Apparently, the artist Norman Rockwell (1894-1978) was embarrassed by the size of his laryngeal prominence. Mr. Rockwell felt, it’s said, that his Adam’s apple protruded unduly, and had been known to take steps to cover it up in public. [pictured right]
But possible academic implications of this have remained largely unstudied in scholarly circles – until now. Donald Capps, Princeton Theological Seminary’s William Harte Felmeth Professor of Pastoral Theology, [pictured left] examines Rockwell’s apple in the Feb. 2013 edition of the journal Pastoral Psychology. ‘The Embarrassing Adam’s Apple, Compromised Masculinity, and Hope: The Case of Norman Rockwell’
The focus of the paper is informed by :

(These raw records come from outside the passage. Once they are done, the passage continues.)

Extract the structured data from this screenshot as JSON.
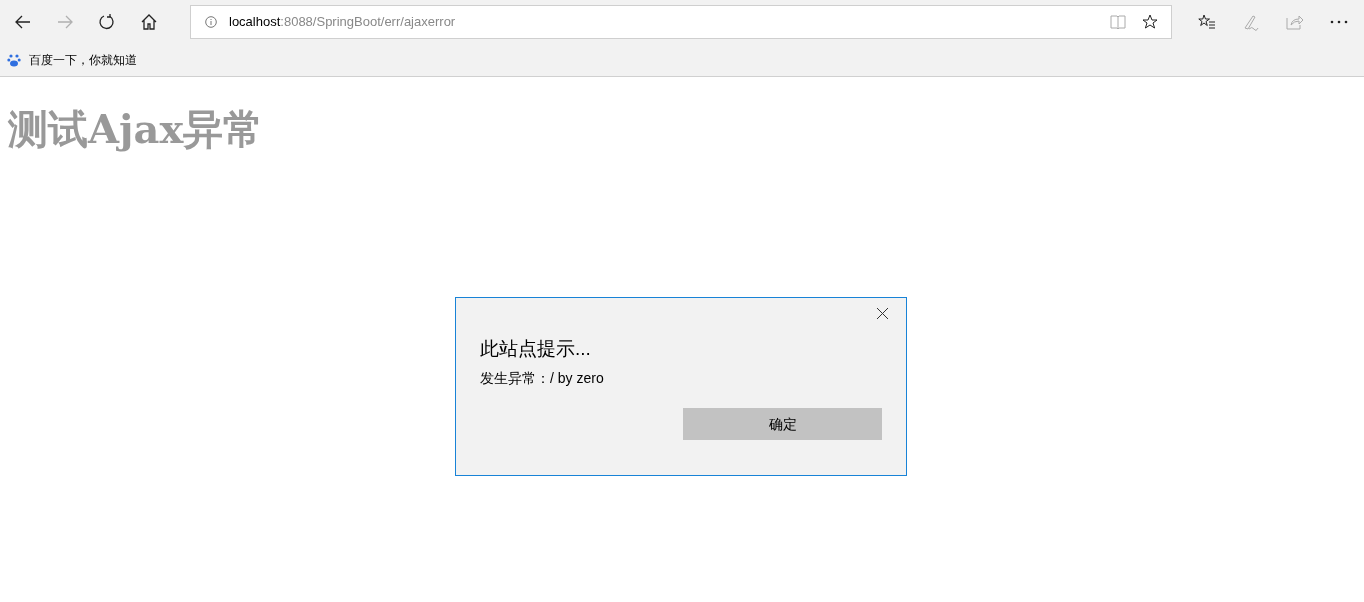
{
  "toolbar": {
    "nav_buttons": [
      {
        "kind": "back",
        "disabled": false
      },
      {
        "kind": "forward",
        "disabled": true
      },
      {
        "kind": "refresh",
        "disabled": false
      },
      {
        "kind": "home",
        "disabled": false
      }
    ],
    "address": {
      "host": "localhost",
      "path": ":8088/SpringBoot/err/ajaxerror"
    }
  },
  "favorites_bar": {
    "items": [
      {
        "label": "百度一下，你就知道"
      }
    ]
  },
  "page": {
    "heading": "测试Ajax异常"
  },
  "dialog": {
    "title": "此站点提示...",
    "message": "发生异常：/ by zero",
    "button": "确定"
  }
}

“ … a discussion of the Adam’s apple from a historical and medical point of view, and by a consideration of Rockwell’s work as an artist. The article concludes with an exploration of his painting Freedom of Speech and its role in his turning of a perceived physical liability into a psychological strength and of its implications for a view of Rockwell as an agent of hope.”
As well as the Adam’s apple, the professor has also written (in previous publications) about the heart, the nose, the brain, the reproductive organs, the eye, hair and the liver :
“I suggested that there is considerable merit in the early Hebrews’ view that the soul is located in the liver (because the liver is self-regenerative) … “
Here is the professor’s drawing showing “The model of the Person” (in: Capps, D. ‘A time to Laugh’, 2005)
BONUS 2 : The professor, who was the founder of the Bad Poets Society at Princeton Theological Seminary also writes poetry himself (under the nom-de-plume of Thor Engval) e.g. : “I Lanced a Lot and I’m Sure Thor” (in : Capps, D. Trees and Us: Poetic Metaphors and Pastoral Images. Pastoral Psychology, 60, 437–449.) which examines whether “The sword is mightier than the pen is” [extract]
“I leapt to my feet and raced up the hill
To the place where the Goddess had taken her spill.
As I ran to give aid my rusty old lance
Got jammed down the leg of my Norse Army pants.
What befelleth me next is a sad tale of woe.
Oh, if only the lance had sliced my big toe!”
COMING SOON : Remedies for laryngeal prominences